Mecca of Speed: From your first outing with Chip Ganassi to various teams over the years you have always been able to run fast at Indy. What have you found at that track that other drivers spend a career chasing but never find?

Bruno Junqueira: It’s a combination of three things. Number one, I love fast corners. Indy is very different from other ovals because it has very little banking with four individual corners. It’s almost like driving a road course with fast corners.

Number two, the first time I was at Indy I was fast, and don’t know why. I used to live in Indianapolis and know the tradition of the track and always liked being there.

Third, it’s the experience I had there at the beginning. I was able to drive with good teams, win the pole and was lucky to lead the race several times. I’ve had some great fights on that track and know what it takes to go fast there.

So even when I go to a smaller team or have a car that is not as fast I still know what it takes to make a car more competitive. I know we may not be able to race for the pole, but I work to get the best performance the car and team have to offer.

Mecca of Speed: You had the opportunity to do a couple of A1GP races, how was that car and engine combination compared to a car like a Lola ChampCar?

Bruno Junqueira: That was the old Formula 3000 car, but they missed big time on the choice of tires. The car was very loose, it was fun to drive, but a little strange. I qualified .002 of a second off the pole in South Africa so I had good speed it was still strange to drive.

It was a nice series. They spend a lot of money to do thing properly, but the sponsorship just didn’t show up.

Mecca of Speed: What are your goals for the remainder of the season?

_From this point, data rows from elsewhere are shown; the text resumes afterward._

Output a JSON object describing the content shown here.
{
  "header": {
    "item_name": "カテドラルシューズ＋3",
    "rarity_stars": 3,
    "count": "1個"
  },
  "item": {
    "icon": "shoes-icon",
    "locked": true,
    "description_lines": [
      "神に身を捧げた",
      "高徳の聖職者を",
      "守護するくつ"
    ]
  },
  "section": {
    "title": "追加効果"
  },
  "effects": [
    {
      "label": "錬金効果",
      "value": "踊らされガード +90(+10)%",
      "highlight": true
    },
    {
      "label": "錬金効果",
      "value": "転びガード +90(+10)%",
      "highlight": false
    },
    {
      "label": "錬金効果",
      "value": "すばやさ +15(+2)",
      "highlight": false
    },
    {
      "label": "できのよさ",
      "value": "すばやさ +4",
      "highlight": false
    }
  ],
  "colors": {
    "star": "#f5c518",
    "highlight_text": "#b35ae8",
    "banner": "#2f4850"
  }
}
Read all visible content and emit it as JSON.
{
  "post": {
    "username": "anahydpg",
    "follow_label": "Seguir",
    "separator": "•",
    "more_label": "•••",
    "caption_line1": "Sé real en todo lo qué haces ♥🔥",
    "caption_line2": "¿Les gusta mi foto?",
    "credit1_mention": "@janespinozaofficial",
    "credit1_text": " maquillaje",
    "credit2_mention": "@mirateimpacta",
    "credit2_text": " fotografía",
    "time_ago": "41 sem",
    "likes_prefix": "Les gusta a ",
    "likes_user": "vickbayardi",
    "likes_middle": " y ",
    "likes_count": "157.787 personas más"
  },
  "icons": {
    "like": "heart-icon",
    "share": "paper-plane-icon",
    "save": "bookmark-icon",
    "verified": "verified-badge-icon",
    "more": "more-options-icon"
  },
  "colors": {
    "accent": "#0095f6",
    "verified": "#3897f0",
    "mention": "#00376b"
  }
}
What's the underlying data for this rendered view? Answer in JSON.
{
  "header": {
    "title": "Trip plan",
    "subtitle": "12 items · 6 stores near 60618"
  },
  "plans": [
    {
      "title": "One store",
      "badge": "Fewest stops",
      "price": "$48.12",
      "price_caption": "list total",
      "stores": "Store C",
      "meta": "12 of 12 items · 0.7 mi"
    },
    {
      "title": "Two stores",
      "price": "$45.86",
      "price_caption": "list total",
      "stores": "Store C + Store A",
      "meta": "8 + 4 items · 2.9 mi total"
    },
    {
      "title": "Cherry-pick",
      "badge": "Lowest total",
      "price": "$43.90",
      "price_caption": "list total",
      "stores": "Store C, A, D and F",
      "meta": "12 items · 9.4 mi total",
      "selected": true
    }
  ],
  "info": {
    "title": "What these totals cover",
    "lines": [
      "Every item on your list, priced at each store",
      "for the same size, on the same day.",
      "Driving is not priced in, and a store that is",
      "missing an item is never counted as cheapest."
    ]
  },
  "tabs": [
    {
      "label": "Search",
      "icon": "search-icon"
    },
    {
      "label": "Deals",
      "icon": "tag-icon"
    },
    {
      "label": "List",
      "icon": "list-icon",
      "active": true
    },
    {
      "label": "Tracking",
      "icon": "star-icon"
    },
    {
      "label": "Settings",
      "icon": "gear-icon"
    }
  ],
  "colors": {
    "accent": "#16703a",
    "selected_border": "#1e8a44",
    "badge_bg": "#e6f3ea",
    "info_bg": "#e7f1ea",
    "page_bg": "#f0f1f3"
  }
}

Bruno Junqueira: I want to finish the season stronger as a team then when we started. My goal is to always qualify less then a second off the pole. From there, continue to develop a reliable car to finish each race. I hope to have a podium by the end of the season. If we can achieve that at Road America it would be great.

As a driver I want to continue to gain experience and become a better GT driver.

Mecca of Speed: Who was the influence during the start of your career that motivated you to choose a career in racing?

Bruno Junqueira: My Dad who was an armature racer. Professionally I was influenced by Nelson Piquet and Ayron Senna. It was Piquet in the early to mid 1980s and Senna from the mid 1980s to mid 1990s.  Both those drivers were a source of inspiration.

Mecca of Speed: How much karting do you do?

Bruno Junqueira: Not much, after I broke my back I cut back, maybe twice a year. I won the 500 miles of Gran Viana two years ago. I love karting but really only get out 2-3 times a year.

Mecca of Speed: Becoming a father makes a man grow in ways they didn’t expect. As your son grows, what has he taught you about yourself?

Bruno Junqueira: So much, it’s very hard to describe it. I learn about myself every day, being a father is the best thing in the world. I’ve won 100-150 races in my career from go karts to today. I’ve won in Monaco in Formula 3000, the Indy 500 pole position, my first race at Road America and the ChampCar race in Motegi with Toyota which was big. None of those things get close to when my son was born. I have another child on the way, so another great moment is coming.

Mecca of Speed: Name one thing you have a passion for that may be surprising to your average fan.

Bruno Junqueira: Some people know I love cycling. When I was six I started competing in BMX racing and at seven I won the Brazilian championship. Around 8 or 9 I stopped and at 10 I got a dirt bike. I never rode a bicycle again until I moved to Miami in 2003. Since then I’ve been riding almost every day, I love it.

I love it as training and as a sport. It’s my hobby, when I’m not racing I’m riding my bike.

Mecca of Speed: Are you going to be riding the LiveSTRONG event tonight?

Bruno Junqueira: Yes, I did the first one back when ChampCar raced here and look forward to riding it again.

Mecca of Speed: Good luck this weekend and the remainder of the season.

Bruno Junqueira: Thank you.

Content credit Bruno Junqueira and John Vatne. Photo credit Scott Rohloff, Randy Eardman and John Vatne. 

10/5/2011